Muscular endurance is the ability to contract muscle over a period of time without fatiguing. Muscular endurance allows us to sustain physically challenging activities without having to stop for recovery. Muscle fatigue is cause due to a build up of lactic acid in the muscle being worked. Endurance training primes our bodies to tolerate and process higher and higher levels of lactic acid. This is how our performance improves with every exercise session – you can run longer, lift more, swim faster.
Cardiovascular endurance is often loosely called stamina. It is the ability of your body to function under oxygen stress, i.e. work with lesser oxygen than you are used to. Building cardiovascular endurance trains our bodies to transport and use oxygen more efficiently.
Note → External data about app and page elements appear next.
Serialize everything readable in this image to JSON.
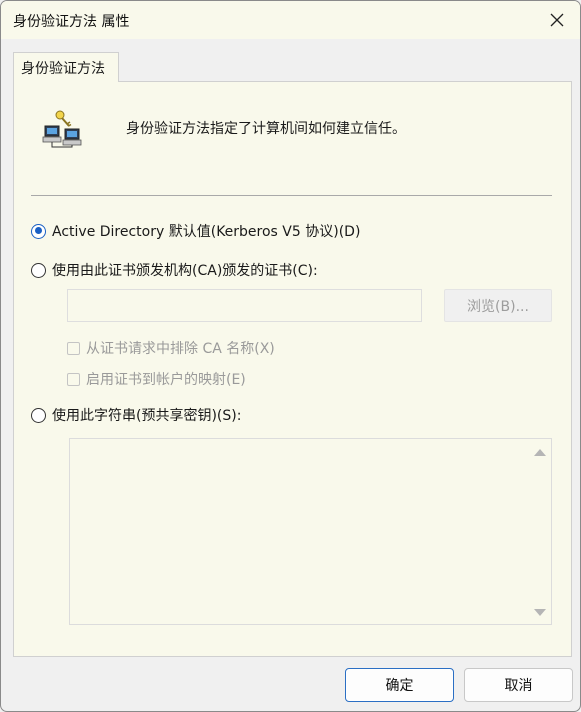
{
  "window": {
    "title": "身份验证方法 属性",
    "close_icon": "close-icon"
  },
  "tab": {
    "label": "身份验证方法"
  },
  "header": {
    "icon": "network-computers-key-icon",
    "description": "身份验证方法指定了计算机间如何建立信任。"
  },
  "options": {
    "kerberos": {
      "label": "Active Directory 默认值(Kerberos V5 协议)(D)",
      "checked": true
    },
    "ca_cert": {
      "label": "使用由此证书颁发机构(CA)颁发的证书(C):",
      "checked": false,
      "input_value": "",
      "browse_label": "浏览(B)...",
      "exclude_ca_label": "从证书请求中排除 CA 名称(X)",
      "enable_mapping_label": "启用证书到帐户的映射(E)"
    },
    "psk": {
      "label": "使用此字符串(预共享密钥)(S):",
      "checked": false,
      "value": ""
    }
  },
  "footer": {
    "ok_label": "确定",
    "cancel_label": "取消"
  },
  "colors": {
    "accent": "#1a60c4",
    "panel_bg": "#f9f9eb",
    "window_bg": "#f0f0f0"
  }
}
Endurance training can be built into any workout routine. Interval training and circuit training through weights are two such routines. Women tend to miss out on this aspect of fitness as well. In general, fitness levels are boosted when you continually surprise your body by mixing up your workouts. Endurance training actually depends heavily on changing your routines to keep modifying the nature and degree of endurance built.
Whew! We’re half way through. But isn’t this interesting? 🙂
Agility is the body’s quickness in changing direction and increasing speed. These motions are usually absent from our day to day lives, unless you are a dancer or a sports person. Agility exercises help engage the central nervous system by making you more conscious of your body movements. This ensures that your muscle groups are adequately engaged even when they are fatigued, thereby reducing chances of injury. Long distance runners who are scraping the bottom of their energy barrels at the end of their runs, benefit from their agility training to throw in a last mile sprint.
Balance and Coordination
Balance and coordination is your ability to control the movements and stay upright. It involves having a strong core, that is in touch with your body senses (eyes, ears). Again, yoga is a great exercise form to build balance and coordination, as is dance.
Nutrition is the aspect of fitness that is the most used and abused. Diets, diet combinations, more protein, less carbohydrates, more fibre, less juice – you name it and it has probably done its rounds as a fad at some point of time. Nutrition is what bring energy and balance in your life, that helps you fight of deficiencies and remain strong. Our diet is our primary source of nutrition. At this stage, suffice to say – a balanced diet, not artificially inflating any nutrient group, is the best diet to have. And let’s not forget water – that elixir of life and youth. Copious amounts of water to help us stay hydrated and fresh.
OK! That’s it for today. I’ll start a series of dedicated posts now with links to sample workouts that you can build into your weekly routines.